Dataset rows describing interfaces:
============================================================
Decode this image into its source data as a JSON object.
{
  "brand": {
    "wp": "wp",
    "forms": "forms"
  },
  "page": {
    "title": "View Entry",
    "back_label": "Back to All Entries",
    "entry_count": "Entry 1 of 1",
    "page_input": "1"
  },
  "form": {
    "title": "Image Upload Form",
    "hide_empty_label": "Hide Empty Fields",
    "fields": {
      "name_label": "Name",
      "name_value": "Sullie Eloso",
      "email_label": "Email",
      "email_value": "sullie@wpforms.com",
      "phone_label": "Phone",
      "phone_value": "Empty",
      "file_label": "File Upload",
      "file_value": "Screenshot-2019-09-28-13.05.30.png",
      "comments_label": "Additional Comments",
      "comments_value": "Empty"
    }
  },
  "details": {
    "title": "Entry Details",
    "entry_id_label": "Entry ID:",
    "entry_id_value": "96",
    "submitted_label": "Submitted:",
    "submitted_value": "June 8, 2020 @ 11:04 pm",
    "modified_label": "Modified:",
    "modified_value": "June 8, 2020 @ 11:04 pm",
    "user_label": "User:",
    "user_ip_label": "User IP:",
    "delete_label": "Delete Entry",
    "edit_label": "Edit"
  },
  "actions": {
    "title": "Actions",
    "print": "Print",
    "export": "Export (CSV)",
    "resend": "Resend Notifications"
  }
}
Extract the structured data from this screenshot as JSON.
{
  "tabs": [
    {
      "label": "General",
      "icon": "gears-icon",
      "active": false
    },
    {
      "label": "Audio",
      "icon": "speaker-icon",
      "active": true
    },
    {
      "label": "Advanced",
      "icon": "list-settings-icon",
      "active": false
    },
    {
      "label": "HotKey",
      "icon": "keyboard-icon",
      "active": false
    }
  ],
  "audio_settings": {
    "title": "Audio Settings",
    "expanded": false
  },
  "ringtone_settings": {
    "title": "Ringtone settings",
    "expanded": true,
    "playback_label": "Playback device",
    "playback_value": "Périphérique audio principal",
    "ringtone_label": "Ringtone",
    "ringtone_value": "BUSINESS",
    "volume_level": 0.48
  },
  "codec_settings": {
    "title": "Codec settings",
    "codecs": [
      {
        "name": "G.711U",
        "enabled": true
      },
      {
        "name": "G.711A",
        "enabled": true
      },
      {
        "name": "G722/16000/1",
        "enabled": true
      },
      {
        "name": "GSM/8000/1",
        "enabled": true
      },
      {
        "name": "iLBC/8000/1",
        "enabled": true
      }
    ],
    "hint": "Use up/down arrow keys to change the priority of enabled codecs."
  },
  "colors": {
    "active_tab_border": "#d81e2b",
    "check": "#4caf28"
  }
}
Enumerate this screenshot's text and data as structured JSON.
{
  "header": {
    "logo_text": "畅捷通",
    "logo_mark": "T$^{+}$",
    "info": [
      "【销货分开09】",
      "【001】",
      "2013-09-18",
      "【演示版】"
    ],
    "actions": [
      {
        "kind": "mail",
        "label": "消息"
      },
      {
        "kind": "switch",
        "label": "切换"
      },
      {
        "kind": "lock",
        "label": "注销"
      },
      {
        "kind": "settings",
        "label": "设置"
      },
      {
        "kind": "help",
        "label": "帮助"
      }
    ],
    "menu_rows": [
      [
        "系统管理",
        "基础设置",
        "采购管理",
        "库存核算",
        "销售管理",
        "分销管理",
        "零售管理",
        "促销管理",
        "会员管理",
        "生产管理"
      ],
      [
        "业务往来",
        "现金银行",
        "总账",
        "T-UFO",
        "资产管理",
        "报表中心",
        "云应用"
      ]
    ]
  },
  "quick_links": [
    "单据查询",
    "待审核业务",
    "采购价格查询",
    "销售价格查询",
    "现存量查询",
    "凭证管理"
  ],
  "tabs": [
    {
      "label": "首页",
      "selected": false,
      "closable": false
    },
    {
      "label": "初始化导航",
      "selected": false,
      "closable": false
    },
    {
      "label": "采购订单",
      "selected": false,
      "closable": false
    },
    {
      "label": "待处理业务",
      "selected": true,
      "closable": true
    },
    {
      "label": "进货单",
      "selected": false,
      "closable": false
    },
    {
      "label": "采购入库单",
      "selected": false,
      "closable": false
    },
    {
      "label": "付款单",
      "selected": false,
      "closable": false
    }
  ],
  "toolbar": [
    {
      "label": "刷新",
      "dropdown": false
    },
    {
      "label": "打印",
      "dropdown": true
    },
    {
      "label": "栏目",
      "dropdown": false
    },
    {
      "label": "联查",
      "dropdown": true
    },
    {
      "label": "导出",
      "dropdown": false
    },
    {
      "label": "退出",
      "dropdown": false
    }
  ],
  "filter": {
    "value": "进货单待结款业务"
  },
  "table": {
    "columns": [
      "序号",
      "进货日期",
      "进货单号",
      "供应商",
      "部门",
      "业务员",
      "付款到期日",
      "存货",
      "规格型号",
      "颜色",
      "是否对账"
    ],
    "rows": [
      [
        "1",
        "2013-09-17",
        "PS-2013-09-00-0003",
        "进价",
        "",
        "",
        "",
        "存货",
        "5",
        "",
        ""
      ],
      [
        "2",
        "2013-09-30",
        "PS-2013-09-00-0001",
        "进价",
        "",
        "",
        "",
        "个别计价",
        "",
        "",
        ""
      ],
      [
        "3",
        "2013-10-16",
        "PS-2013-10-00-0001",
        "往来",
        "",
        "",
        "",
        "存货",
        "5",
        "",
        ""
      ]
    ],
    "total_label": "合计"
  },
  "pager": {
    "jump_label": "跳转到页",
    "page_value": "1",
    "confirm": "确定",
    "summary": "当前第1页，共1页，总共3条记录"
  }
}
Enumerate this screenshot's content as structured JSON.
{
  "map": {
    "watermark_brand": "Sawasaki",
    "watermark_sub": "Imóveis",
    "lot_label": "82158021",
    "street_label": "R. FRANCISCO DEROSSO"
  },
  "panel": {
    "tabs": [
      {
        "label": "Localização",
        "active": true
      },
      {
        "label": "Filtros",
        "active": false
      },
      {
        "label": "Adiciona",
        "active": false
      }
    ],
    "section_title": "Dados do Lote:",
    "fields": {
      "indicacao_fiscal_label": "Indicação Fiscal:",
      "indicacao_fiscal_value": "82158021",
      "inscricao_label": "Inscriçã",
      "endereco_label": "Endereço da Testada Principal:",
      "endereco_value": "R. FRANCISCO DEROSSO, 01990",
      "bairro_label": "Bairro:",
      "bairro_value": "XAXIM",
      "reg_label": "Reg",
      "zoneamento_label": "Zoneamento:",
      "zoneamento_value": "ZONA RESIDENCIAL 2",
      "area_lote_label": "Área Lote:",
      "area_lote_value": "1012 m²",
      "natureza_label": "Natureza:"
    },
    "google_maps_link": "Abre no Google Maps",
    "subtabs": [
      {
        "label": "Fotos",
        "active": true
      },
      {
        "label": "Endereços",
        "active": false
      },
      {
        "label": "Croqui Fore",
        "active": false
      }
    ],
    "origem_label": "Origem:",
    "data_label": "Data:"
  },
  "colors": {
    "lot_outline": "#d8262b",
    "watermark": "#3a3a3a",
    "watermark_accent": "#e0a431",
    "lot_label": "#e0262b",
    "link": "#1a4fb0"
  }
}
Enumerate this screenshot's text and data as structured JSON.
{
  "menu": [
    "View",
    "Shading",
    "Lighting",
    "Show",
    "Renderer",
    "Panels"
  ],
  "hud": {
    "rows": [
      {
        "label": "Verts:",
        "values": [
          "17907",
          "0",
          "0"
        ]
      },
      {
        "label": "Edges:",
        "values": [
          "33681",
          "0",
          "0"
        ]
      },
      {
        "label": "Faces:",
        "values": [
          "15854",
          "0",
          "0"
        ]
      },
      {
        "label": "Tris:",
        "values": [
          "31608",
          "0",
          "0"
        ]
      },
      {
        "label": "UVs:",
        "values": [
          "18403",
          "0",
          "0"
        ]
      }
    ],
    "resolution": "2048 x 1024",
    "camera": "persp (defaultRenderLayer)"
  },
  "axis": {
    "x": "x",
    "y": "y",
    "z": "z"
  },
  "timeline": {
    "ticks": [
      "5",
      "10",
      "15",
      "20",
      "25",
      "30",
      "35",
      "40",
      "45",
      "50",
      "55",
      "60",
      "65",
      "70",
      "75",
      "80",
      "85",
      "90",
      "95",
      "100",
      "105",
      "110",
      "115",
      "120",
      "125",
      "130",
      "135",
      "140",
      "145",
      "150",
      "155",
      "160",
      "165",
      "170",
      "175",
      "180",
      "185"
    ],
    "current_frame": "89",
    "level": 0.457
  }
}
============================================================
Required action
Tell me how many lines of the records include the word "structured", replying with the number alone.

Solution
4